After averaging 35.4 points per game for the Talmudical Academy of Baltimore, in 11th grade he was ranked the 25th-best high school player in the country. Goodman received a scholarship to the University of Maryland. The team's schedule of practices and games meant having to play on Friday nights and Saturdays, against the rules of Orthodox Judaism, so he declined Maryland's offer and accepted a scholarship from nearby Towson University. Goodman then moved to Israel and signing a 3-year contract with Maccabi Tel Aviv in 2002, and was loaned to Giv'at Shmuel for the 2002–03 season, and then played for Elitzur Kiryat Ata in the 2003–04 season, and went back to Giva't Shmuel for the 2005–06 season.
Goodman grew up in Baltimore, Maryland, in an Orthodox Jewish family with six brothers and two sisters. He began playing basketball at five years of age, but he first garnered national attention as a junior in high school, averaging 35.4 points per game for the Talmudical Academy of Baltimore. He earned recognition in Sports Illustrated and was interviewed by ESPN, 60 Minutes and Fox Sports. In 11th grade, he was ranked the 25th-best high school player in the country. He was dubbed the "Jewish Jordan", nicknamed JJ, a title he said he has been trying to downplay ever since.
Goodman received a scholarship to the University of Maryland, which had one of the top-ranked basketball teams in the country. He said that the news of his plans to go to Maryland attracted over 700 media requests that week. The team's schedule of practices and games meant having to play on Friday nights and Saturdays, against the rules of Orthodox Judaism, so he declined Maryland's offer.

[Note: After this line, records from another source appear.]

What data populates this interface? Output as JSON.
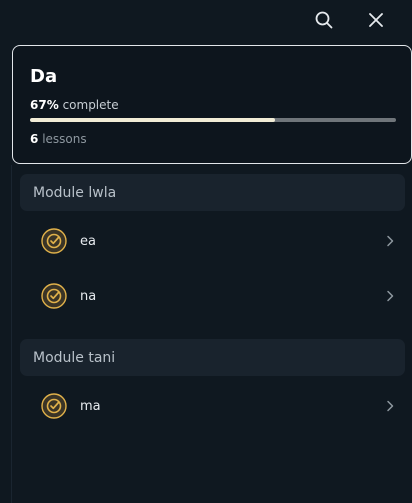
{
  "course": {
    "title": "Da",
    "progress_percent": "67%",
    "progress_label": "complete",
    "progress_fraction": 0.67,
    "lesson_count": "6",
    "lessons_label": "lessons"
  },
  "modules": [
    {
      "title": "Module lwla",
      "lessons": [
        {
          "title": "ea",
          "status_icon": "check-circle-icon"
        },
        {
          "title": "na",
          "status_icon": "check-circle-icon"
        }
      ]
    },
    {
      "title": "Module tani",
      "lessons": [
        {
          "title": "ma",
          "status_icon": "check-circle-icon"
        }
      ]
    }
  ],
  "colors": {
    "background": "#0f1820",
    "accent_gold": "#e0b14a",
    "progress_fill": "#f1ecd6",
    "progress_track": "#6f757a",
    "module_header_bg": "#19232d"
  },
  "icons": {
    "search": "search-icon",
    "close": "close-icon",
    "chevron": "chevron-right-icon"
  }
}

Goodman then accepted a scholarship from nearby Towson University. Goodman was the first freshman to start at Towson in eleven seasons. He averaged 6 points, 4 assists, and 2.5 rebounds per game in his freshman year in 2000–2001, and was awarded the coach's award for his performance on the court and in the classroom. Goodman continued at Towson for his sophomore campaign until December 2001, when Goodman filed a complaint that the newly hired coach allegedly assaulted him 
Goodman then fulfilled a dream of his by moving to Israel and signing a 3-year contract with Maccabi Tel Aviv on July 22, 2002. To get more playing time, he was loaned to Giv'at Shmuel for the 2002–03 season, and then played for Elitzur Kiryat Ata in the 2003–04 season.
Goodman went on to serve in the Israeli Defense Force, a requirement for all Israeli citizens. He suffered a knee injury that required major surgery. After nine months of intensive physical therapy, he beat the odds and went back to Giva't Shmuel to fulfill his contract for the 2005–06 season.
Still recovering from his injury, Goodman dropped down to Liga Leumit to play for Maccabi Shoham. In his first two games, he played more than 20 minutes and scored close to 20 points a game. But in December 2006, Goodman's left knee gave out again and his doctors ordered him to undergo weeks of physical therapy. He did not get to play again until March 2007. In late 2007, Goodman moved back to Maryland to play for the Maryland Nighthawks of the newly formed Premier Basketball League (the league began play in January 2008). In his first game he suffered a complex dislocation of his finger which required surgery and a year of physical therapy.
Since retiring from playing in 2009, Tamir has established his reputation as a sought-after motivational speaker, coach, and educator. He is also the founder and director of the non-profit Coolanu Israel, creator and CEO of Sport Strings Tzitzit, partner in the Omri Casspi Basketball Camps, author of The Jewish Jordan's Triple Threat, and the inventor of Zone190. Tamir is a former soldier in the Israeli Defense Forces, holds a B.A. in communications, and is the father of four kids. He also coached the Agnon School in Beachwood, Ohio in basketball for 4 years.
- Tamir Goodman, The Jewish Jordan's Triple Threat
- "Sacred Hoops". SLAM Magazine. January 25, 2008. Archived from the original on January 28, 2008. Retrieved February 20, 2008.
- Edgerton, Nathan (February 9, 2007). "'Jewish Jordan' speaks on balancing basketball with Orthodox faith". Daily Princetonian. Retrieved December 6, 2007.
- Wong, Edward (December 15, 2001). "No Penalties For Towson's New Coach". New York Times. Retrieved January 27, 2011.
- Jacobs, Phil (July 25, 2002). ""Jewish Jordan" sees himself as part of Divine plan, heads to the Holy Land". Jewish World Review. Retrieved December 6, 2007.
- Maccabi Haifa signs the 'Jewish Jordan' for next season Haaretz, July 30, 2008